“I’m happy about my outing, even though there were some low points,” Wheeler explained. “Falling behind, throwing 20 pitches per inning, then only going five. But I battled out there as best as I could and got a good result in that fifth.”
The Mets top prospect completed five innings, tossed 99 pitches, and allowed three runs – one earned – on seven hits, three walks and three strikeouts. He improved his record to 2-1 with a 4.29 ERA for the season.
In 21.0 innings pitched, Wheeler has allowed 21 hits and walked 13 while striking out 16 batters.
As I pointed out in my recap last night, Wheeler has shown a mental toughness and an ability to bear down when he needs to resulting in many stranded baserunners. It’s a trait that will serve him well as he continues to develop.
Going back to Spring Training, I emphasized on many occasions that the comparisons of Wheeler to Matt Harvey were unfounded and unfair. Harvey was polished college arm from one the greatest baseball programs in the country and zoomed to the majors in 18 months. Wheeler was a high school pitcher with a live arm, impressive but raw stuff, and was going to be a work in progress. Since his debut, that phrase has now suddenly become very popular when discussing Wheeler.
For now, Wheeler needs to focus on being more efficient. He’s getting his outs, but it’s taking far too many deep counts and his lack of command is the issue. Once he gets that problem licked, he’ll be able to go deeper into games and will stop handing the game to the bullpen by the fifth inning.
“100 pitches in five innings is a lot,” Collins said after the game. “In the fifth inning, he had to work out of a bases-loaded jam.
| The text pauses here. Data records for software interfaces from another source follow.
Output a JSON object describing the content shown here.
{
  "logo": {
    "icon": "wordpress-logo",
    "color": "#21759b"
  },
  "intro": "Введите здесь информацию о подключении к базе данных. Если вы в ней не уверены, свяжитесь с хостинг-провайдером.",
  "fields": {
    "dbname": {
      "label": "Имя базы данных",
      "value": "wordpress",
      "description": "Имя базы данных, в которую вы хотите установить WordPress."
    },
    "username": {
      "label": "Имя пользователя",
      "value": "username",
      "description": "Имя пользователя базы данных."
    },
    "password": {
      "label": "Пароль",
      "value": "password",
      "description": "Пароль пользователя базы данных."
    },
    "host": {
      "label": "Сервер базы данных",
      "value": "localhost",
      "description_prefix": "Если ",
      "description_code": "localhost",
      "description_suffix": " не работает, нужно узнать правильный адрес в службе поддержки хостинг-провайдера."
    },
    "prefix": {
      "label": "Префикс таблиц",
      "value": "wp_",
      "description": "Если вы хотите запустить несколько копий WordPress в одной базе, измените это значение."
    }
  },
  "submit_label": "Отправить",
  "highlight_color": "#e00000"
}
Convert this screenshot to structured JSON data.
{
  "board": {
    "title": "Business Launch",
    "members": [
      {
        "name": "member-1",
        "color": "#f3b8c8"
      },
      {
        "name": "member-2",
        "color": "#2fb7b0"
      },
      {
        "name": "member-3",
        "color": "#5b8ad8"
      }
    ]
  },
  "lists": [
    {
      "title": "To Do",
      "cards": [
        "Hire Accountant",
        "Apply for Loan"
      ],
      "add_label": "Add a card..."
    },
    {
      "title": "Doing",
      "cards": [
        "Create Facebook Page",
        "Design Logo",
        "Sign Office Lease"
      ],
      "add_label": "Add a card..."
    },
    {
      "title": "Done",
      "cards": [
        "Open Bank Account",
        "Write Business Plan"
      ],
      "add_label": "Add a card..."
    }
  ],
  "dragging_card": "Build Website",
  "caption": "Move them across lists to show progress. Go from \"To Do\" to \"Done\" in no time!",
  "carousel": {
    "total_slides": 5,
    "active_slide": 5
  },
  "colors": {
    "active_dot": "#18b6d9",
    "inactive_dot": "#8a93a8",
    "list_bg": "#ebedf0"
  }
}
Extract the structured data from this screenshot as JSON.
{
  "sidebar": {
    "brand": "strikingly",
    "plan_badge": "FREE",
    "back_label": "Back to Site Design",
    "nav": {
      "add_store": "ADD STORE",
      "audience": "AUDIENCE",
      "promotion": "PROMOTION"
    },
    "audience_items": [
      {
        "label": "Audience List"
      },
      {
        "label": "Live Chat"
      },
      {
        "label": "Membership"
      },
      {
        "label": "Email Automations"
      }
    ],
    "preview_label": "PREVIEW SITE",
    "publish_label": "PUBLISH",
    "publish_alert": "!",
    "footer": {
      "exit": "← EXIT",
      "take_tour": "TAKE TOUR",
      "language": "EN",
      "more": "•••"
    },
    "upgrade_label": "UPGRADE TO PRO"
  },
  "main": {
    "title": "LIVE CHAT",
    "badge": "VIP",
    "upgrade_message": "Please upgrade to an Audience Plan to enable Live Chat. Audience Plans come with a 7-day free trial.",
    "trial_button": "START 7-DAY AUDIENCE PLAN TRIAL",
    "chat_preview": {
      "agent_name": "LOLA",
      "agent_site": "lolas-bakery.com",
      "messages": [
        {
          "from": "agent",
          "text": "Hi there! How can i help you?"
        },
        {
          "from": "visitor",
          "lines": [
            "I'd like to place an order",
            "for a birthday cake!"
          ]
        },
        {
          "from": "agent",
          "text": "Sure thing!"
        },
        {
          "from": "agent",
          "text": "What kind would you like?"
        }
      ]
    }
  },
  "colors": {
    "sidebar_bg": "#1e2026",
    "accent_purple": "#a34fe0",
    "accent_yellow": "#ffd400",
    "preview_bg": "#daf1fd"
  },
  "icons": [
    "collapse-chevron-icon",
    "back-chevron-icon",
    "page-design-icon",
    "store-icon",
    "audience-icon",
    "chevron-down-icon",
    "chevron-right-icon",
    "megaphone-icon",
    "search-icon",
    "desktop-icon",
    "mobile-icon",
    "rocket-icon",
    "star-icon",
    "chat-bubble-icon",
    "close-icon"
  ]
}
That’s why we took him out. He probably had another inning in him. But when you had to work that hard to get out of that inning, that’s enough.”
All things considered, everyone was pleased with the young man’s performance. The velocity, the late movement, and the deception was all there. Now, all that remains for Wheeler is some aging – just like a good vintage wine.
Wheeler’s next assignment takes him to the West Coast where he will face the team that originally drafted him – the San Francisco Giants. Like most baseball players, Wheeler looks forward to doing his best against his former team and proving them wrong for not sticking with him.
“Yeah, it’s in the back of my head”, Wheeler said last night. “It would be nice to have a good outing there. Let’s put it that way.”
(Photo Credits: San Francisco Chronicle, US Presswire)